2020 marks the 50th anniversary of the ordination of women in the ELCA, the 40th anniversary of women of color, and the 10th anniversary of LGBTQ+ siblings.

It’s an incredibly important marker for the ELCA, though it is only the beginning for the Church, as women are still denied ordination across the denominations and hold less than 15% of the leadership positions in the worldwide church! Therefore, in 2020, we in the Oregon Synod will highlight one woman from Christian history every week for fifty weeks. Some you may know, others you may not, but all worthy of our respect and gratitude.

#24 Ellen Watkins Harper

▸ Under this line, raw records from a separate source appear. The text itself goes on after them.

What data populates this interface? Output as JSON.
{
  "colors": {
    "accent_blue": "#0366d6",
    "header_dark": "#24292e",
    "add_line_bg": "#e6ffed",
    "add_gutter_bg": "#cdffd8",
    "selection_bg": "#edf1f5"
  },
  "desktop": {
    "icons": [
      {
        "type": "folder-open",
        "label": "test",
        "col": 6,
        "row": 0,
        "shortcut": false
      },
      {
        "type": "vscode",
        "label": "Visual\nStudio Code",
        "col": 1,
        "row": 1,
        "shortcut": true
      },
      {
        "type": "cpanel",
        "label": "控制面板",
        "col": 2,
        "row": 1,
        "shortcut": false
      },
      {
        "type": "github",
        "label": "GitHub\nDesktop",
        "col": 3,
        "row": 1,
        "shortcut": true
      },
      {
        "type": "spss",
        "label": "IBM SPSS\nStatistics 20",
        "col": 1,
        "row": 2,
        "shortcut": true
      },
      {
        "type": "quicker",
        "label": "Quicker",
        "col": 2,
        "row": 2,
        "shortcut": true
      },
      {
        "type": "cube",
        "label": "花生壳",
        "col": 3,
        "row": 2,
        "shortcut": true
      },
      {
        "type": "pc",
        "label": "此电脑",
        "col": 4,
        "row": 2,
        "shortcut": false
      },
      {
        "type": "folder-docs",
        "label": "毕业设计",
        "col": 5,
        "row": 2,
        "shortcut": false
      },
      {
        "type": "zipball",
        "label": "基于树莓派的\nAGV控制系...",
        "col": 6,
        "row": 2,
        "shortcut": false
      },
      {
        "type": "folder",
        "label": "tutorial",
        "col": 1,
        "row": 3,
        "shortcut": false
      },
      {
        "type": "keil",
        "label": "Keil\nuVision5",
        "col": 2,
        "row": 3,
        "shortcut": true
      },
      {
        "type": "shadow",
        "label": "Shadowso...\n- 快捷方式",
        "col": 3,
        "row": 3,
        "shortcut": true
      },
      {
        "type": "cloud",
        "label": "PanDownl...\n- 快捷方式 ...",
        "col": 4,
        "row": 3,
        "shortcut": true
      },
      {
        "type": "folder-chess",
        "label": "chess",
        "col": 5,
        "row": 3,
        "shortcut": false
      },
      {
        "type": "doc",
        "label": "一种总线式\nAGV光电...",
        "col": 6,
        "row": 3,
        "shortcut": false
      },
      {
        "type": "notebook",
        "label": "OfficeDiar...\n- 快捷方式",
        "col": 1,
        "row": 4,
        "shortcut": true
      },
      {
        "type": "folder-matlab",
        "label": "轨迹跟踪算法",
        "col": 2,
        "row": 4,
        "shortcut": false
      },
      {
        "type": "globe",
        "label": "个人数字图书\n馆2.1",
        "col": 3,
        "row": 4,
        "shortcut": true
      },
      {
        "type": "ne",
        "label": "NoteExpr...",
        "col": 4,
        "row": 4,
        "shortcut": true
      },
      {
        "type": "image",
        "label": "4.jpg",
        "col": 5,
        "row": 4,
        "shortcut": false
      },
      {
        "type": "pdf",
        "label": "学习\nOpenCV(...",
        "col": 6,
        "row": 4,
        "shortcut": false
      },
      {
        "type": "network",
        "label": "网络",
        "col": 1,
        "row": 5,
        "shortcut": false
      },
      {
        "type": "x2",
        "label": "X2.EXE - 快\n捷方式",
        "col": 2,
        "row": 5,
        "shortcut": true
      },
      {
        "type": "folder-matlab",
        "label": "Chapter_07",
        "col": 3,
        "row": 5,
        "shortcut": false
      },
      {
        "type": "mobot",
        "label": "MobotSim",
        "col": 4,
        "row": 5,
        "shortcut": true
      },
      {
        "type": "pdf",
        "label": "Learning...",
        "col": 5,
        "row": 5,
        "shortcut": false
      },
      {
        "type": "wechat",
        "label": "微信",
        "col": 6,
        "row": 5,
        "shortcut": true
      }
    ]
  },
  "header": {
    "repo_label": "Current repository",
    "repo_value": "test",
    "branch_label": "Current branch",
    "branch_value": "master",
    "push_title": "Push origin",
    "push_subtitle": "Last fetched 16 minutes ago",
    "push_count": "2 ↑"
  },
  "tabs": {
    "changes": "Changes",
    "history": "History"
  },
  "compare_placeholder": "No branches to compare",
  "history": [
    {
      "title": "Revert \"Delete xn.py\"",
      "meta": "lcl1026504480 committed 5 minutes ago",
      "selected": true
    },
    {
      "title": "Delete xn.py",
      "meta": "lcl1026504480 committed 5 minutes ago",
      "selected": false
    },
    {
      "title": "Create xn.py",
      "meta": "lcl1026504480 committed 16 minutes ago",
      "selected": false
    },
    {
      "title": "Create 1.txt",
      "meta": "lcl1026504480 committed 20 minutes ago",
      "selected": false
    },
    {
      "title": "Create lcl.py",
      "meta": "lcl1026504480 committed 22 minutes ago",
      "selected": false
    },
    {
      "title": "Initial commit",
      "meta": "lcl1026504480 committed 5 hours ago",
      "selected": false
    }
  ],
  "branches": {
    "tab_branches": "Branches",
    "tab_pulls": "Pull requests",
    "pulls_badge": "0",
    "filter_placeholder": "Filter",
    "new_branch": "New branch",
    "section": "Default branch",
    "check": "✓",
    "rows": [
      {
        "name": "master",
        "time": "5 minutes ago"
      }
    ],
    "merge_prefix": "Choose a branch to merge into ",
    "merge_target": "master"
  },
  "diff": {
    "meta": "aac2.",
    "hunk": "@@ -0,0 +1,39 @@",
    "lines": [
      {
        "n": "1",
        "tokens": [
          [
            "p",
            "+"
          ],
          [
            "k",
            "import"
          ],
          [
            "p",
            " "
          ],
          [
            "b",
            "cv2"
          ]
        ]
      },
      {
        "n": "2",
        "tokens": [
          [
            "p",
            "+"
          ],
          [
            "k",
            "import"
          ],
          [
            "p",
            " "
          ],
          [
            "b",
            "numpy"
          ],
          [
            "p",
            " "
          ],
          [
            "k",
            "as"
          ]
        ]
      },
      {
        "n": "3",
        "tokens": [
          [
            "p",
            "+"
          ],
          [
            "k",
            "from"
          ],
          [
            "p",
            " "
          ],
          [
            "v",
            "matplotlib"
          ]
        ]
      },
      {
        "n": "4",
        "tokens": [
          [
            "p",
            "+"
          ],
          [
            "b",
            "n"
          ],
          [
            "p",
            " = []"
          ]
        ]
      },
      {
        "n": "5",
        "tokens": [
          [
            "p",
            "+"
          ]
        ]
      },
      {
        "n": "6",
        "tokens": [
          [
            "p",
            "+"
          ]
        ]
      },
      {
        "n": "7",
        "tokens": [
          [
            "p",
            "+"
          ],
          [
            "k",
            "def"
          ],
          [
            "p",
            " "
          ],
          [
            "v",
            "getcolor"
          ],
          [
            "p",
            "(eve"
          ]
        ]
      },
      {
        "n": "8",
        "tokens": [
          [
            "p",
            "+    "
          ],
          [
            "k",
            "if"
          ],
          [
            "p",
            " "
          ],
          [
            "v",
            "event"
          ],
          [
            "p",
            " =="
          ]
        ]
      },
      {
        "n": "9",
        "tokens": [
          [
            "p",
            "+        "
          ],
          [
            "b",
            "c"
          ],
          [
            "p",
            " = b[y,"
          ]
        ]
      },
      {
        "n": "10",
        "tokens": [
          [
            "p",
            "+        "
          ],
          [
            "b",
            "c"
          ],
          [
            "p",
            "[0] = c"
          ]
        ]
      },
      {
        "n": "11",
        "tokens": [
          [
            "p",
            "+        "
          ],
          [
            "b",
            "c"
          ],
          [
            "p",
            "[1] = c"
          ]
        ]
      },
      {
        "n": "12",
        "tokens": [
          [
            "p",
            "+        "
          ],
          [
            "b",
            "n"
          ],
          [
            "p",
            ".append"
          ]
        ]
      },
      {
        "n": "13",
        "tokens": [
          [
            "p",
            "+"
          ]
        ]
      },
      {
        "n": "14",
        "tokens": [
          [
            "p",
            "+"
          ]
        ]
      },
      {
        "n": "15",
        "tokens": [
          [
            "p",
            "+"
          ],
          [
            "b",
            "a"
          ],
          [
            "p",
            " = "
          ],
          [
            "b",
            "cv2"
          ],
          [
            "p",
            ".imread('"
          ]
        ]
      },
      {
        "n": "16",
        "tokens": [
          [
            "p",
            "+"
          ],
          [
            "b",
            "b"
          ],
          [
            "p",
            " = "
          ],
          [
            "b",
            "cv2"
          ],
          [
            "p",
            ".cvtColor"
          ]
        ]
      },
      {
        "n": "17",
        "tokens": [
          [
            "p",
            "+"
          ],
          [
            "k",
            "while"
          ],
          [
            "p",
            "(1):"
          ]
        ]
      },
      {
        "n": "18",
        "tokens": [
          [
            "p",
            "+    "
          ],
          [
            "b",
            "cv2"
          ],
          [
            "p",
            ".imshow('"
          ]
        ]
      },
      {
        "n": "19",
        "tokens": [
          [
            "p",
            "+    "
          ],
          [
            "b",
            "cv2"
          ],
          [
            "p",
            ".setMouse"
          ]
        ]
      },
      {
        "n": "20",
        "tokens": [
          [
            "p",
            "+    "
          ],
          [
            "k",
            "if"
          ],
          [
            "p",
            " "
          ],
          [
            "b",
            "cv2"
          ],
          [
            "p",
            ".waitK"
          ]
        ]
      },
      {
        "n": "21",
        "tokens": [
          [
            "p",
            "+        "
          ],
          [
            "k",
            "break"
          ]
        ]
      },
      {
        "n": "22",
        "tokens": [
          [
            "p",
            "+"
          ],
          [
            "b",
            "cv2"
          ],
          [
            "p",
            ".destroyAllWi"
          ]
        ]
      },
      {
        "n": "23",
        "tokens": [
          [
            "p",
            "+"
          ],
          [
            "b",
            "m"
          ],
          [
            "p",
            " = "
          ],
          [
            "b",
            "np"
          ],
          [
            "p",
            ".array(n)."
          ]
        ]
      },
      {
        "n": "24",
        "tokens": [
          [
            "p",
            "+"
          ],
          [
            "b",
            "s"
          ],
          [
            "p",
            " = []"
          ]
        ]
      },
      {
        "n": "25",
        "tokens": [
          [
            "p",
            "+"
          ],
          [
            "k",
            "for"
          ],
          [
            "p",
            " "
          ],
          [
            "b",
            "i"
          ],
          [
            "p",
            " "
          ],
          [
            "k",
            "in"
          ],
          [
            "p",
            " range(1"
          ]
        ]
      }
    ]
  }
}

Though most of the early suffragists started in the abolitionist movement, some of its (white) leaders felt strongly that white women should receive the vote before black men, and therefore opposed the 15th amendment. Francis Ellen Watkins Harper had a more inclusive view. Harper was a well-known author; the first African American woman to publish a short story. In 1866, at the 11th National Woman’s Rights Convention—sharing the stage with Elizabeth Cady Stanton, Susan B. Anthony, and Lucretia Mott—Harper gave a speech entitled, “We Are All Bound Up Together,” a visionary speech on the relationship between African American and women’s rights. In it, she urged her fellow suffragettes to include African American women in their fight for the vote and emphasized the double burden of racism and sexism faced by Black women. “You white women speak here of rights,” she said. “I speak of wrongs.” Harper dedicated her life to social reform, helping to found the National Association of Colored Women and serving as its vice president in 1897. Her activism was rooted in her Christian beliefs, hearing in the Gospel a call to action and living her life in service to that call. She challenged the status quo, taking personal risks on behalf of the greater good, encouraging others with her written words and public speeches. Harper decided that her personal survival and well-being were inextricably linked to the survival and well-being of the larger society. She writes in her poem “Be Active,”

“Oh! be faithful! Oh! be valiant,
Trusting not in human might;
Know that in the darkest conflict,
God is on the side of right!”

Congress passed the 19th amendment on June 4, 1919, and ratified it on August 8, 1920. Like many prominent suffragettes, Harper did not live to see the fruits of her labor.